Anyone who’s ever been on a first date understands that trying to eat while pretending to be someone the other person might not find repellent is a tricky process. To make matters worse (because things can always be worse), in a moment of paralyzing anxiety, you said yes when the waiter asked if you wanted it “extra spicy.”
Dude, you have acid reflux, why did you do this to yourself?
According to science, there are a few reasons, the first of which simply has to do with having more of the manly hormone — testosterone. In 2014, The Telegraph reported that scientists at the University of Grenoble in France measured the testosterone levels of participants in a study via saliva samples, before offering various foods to the participants. They found that the men who added the most hot sauce to their plate of mashed potatoes had the highest levels of testosterone. “These results are in line with a lot of research showing a link between testosterone and financial, sexual and behavioural risk-taking,” Laurent Begue, one of the authors of the study, told The Telegraph.
All of which sort of makes sense: More testosterone means more willingness to take risks, and also more inclination to demonstrate one’s manliness. But none of that actually suggests men enjoy the spicy food they’re ordering — indeed, it’s quite likely that they don’t. According to a 2015 study from the Penn State University, while men were more likely to say they like eating spicy food, women were far more likely to actually enjoy it.
As explained by GQ, 246 participants took a personality test and answered questions about their favorite foods, ranging from BBQ to Asian food. Afterward, they tasted different flavors, including capsaicin (the chemical that gives peppers their spicy kick). While far more men reported enjoying spicy food than women, the results from the taste test revealed the opposite to be true. “In the study, the researchers conclude that women are more likely to seek sensation from spicy food, while men are more likely to see other extrinsic rewards like praise and admiration. The authors write, ‘It is possible that the cultural association of consuming spicy foods with strength and machismo has created a learned social reward for men,’” The Cut reported in 2015.
In other words, if you’re a guy and your date is a woman, and she orders the super spicy wings, it’s because she genuinely enjoys eating them, rather than because she watched Anthony Bourdain eat them with the same placidity that most people would a soybean.

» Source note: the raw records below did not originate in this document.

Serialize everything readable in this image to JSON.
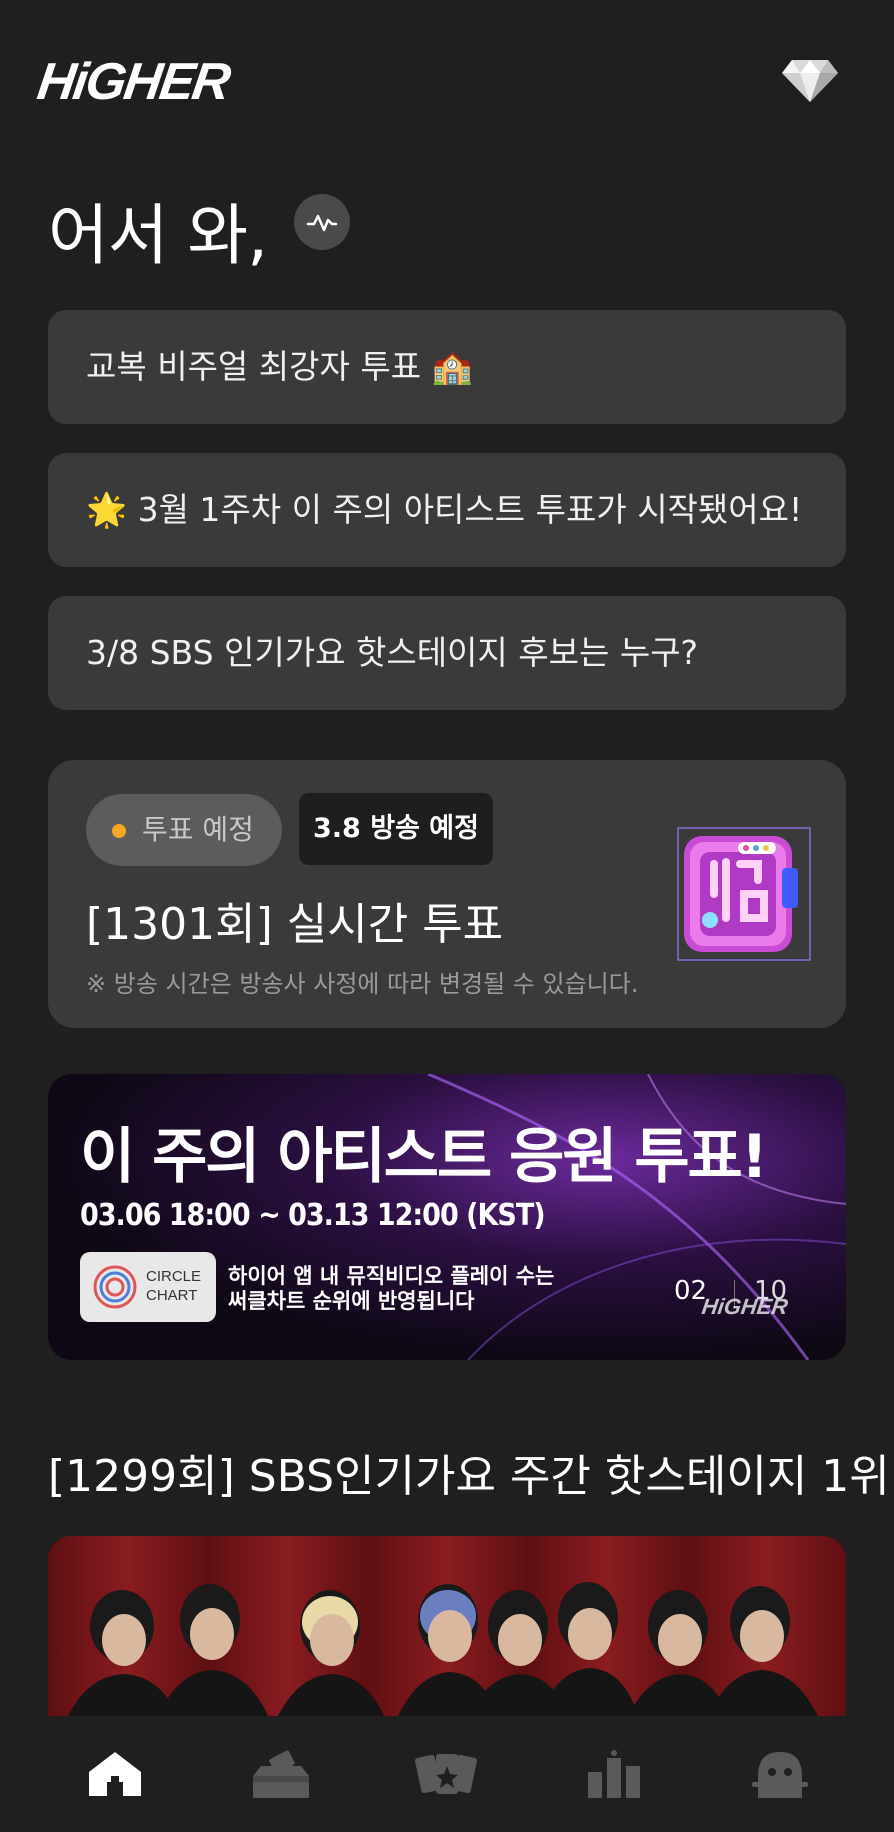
{
  "header": {
    "logo_text": "HiGHER",
    "gem_icon": "diamond-icon"
  },
  "welcome": {
    "greeting": "어서 와,",
    "badge_icon": "pulse-icon"
  },
  "notices": [
    {
      "text": "교복 비주얼 최강자 투표 🏫"
    },
    {
      "text": "🌟 3월 1주차 이 주의 아티스트 투표가 시작됐어요!"
    },
    {
      "text": "3/8 SBS 인기가요 핫스테이지 후보는 누구?"
    }
  ],
  "vote_card": {
    "status": "투표 예정",
    "status_color": "#f5a623",
    "air_badge": "3.8 방송 예정",
    "title": "[1301회] 실시간 투표",
    "note": "※ 방송 시간은 방송사 사정에 따라 변경될 수 있습니다."
  },
  "banner": {
    "title": "이 주의 아티스트 응원 투표!",
    "date": "03.06 18:00 ~ 03.13 12:00 (KST)",
    "circle_text_1": "CIRCLE",
    "circle_text_2": "CHART",
    "desc_line1": "하이어 앱 내 뮤직비디오 플레이 수는",
    "desc_line2": "써클차트 순위에 반영됩니다",
    "page_current": "02",
    "page_total": "10",
    "watermark": "HiGHER"
  },
  "section": {
    "title": "[1299회] SBS인기가요 주간 핫스테이지 1위"
  },
  "tabbar": {
    "items": [
      {
        "icon": "home-icon",
        "active": true
      },
      {
        "icon": "vote-box-icon",
        "active": false
      },
      {
        "icon": "cards-icon",
        "active": false
      },
      {
        "icon": "ranking-icon",
        "active": false
      },
      {
        "icon": "profile-icon",
        "active": false
      }
    ]
  }
}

In fact, if you’re a guy on a date with a woman who orders the super spicy wings, it could well be a good thing (provided you don’t be a dummy and turn it into a competition): The simple fact that she ordered the habañero chicken fajitas could be the only reason she considers going on a second date with you.
That’s according to a recent study from the St. Cloud State University in Minnesota, which showed that women who had just eaten spicy food found men one-fifth better-looking. “A spicy flavour was found to increase romantic interest as well as physical-attractiveness ratings,” wrote the researchers, as reported by The Daily Mail. “It supports the suggestion that sensory experiences, in this case taste, can influence cognitive perceptions regarding potential relationships.” In other words, because words like “hot” are used to describe both spicy food and attractiveness, it could help crystallize thoughts about starting a romantic relationship.
Now, this may sound a bit iffy, but let’s face the facts: You’re willing to believe any science that could potentially help you find “the one” — even if it’s just so you can stop ordering the extra spicy Jambalaya, for your rectum’s sake.